Items from a dataset
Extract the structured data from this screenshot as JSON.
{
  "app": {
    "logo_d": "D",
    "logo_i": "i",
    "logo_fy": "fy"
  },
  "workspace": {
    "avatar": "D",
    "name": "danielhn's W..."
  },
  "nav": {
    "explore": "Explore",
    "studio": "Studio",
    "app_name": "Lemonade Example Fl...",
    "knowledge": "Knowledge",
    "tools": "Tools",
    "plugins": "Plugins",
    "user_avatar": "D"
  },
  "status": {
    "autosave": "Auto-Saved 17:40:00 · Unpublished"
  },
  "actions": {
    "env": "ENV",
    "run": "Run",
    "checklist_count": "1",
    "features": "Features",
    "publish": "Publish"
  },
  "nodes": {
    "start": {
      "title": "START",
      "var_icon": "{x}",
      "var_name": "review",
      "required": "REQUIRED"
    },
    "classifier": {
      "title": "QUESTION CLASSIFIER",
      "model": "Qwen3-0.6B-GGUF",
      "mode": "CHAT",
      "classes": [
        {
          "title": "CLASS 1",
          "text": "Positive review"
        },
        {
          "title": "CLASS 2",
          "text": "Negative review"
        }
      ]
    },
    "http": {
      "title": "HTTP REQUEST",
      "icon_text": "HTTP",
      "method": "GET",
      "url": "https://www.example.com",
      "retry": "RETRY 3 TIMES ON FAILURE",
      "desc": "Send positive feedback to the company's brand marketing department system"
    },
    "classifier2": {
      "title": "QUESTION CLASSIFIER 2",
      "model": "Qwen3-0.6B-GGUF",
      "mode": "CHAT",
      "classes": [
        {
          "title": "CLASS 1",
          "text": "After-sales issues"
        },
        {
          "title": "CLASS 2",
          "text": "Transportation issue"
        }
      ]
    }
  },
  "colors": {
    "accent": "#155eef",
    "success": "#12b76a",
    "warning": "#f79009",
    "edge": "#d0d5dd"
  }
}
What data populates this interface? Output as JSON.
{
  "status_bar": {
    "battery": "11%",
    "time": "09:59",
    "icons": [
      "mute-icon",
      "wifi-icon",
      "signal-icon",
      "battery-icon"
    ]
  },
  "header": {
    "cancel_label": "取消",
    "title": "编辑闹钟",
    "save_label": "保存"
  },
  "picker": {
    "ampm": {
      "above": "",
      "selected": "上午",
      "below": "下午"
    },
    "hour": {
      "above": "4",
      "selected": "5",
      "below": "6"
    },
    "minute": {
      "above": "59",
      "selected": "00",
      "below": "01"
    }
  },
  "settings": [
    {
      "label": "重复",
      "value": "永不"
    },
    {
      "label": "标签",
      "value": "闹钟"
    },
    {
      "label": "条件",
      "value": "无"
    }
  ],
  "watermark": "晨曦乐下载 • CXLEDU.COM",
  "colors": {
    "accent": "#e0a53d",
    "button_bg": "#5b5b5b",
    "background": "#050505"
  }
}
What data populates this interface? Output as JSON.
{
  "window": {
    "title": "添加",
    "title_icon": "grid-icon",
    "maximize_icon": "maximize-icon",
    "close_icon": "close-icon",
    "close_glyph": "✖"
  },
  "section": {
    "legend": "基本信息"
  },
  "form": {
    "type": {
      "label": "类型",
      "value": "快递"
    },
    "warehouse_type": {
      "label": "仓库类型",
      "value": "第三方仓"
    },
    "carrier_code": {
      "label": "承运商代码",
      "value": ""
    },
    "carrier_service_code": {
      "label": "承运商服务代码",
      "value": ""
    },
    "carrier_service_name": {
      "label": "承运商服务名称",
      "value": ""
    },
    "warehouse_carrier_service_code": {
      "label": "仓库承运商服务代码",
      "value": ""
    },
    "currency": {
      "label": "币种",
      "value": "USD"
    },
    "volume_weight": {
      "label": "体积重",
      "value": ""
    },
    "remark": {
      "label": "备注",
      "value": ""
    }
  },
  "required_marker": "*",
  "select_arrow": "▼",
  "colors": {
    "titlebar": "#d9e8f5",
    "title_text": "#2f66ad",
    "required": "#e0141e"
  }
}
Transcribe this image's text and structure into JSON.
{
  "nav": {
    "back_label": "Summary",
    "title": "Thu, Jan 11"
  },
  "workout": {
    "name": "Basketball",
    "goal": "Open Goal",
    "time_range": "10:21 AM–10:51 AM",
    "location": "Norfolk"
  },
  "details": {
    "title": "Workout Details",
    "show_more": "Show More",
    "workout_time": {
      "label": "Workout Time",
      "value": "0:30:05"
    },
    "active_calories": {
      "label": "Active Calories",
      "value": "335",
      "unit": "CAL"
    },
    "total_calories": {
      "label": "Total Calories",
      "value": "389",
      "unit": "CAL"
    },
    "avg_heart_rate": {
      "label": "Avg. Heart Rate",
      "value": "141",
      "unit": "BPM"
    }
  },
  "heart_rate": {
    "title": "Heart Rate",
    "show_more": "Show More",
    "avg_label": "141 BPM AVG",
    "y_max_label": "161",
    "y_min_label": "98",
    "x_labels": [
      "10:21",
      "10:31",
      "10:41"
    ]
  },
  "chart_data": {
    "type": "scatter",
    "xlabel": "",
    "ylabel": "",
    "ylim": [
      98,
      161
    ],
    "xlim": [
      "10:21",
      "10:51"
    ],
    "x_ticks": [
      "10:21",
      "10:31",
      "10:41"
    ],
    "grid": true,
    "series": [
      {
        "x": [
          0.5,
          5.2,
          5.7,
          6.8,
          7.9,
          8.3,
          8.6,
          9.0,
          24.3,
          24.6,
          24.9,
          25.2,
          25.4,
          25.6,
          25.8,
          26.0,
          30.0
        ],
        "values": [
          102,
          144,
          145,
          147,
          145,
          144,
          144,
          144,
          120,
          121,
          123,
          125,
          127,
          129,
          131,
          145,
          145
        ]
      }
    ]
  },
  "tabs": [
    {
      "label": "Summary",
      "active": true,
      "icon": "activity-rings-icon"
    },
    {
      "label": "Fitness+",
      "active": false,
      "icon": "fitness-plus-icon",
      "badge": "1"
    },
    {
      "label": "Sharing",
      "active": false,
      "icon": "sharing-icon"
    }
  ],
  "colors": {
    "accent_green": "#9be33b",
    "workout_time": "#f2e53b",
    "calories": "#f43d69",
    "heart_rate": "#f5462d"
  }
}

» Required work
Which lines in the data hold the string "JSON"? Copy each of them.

» Reply
Extract the structured data from this screenshot as JSON.
What data populates this interface? Output as JSON.
What data populates this interface? Output as JSON.
Transcribe this image's text and structure into JSON.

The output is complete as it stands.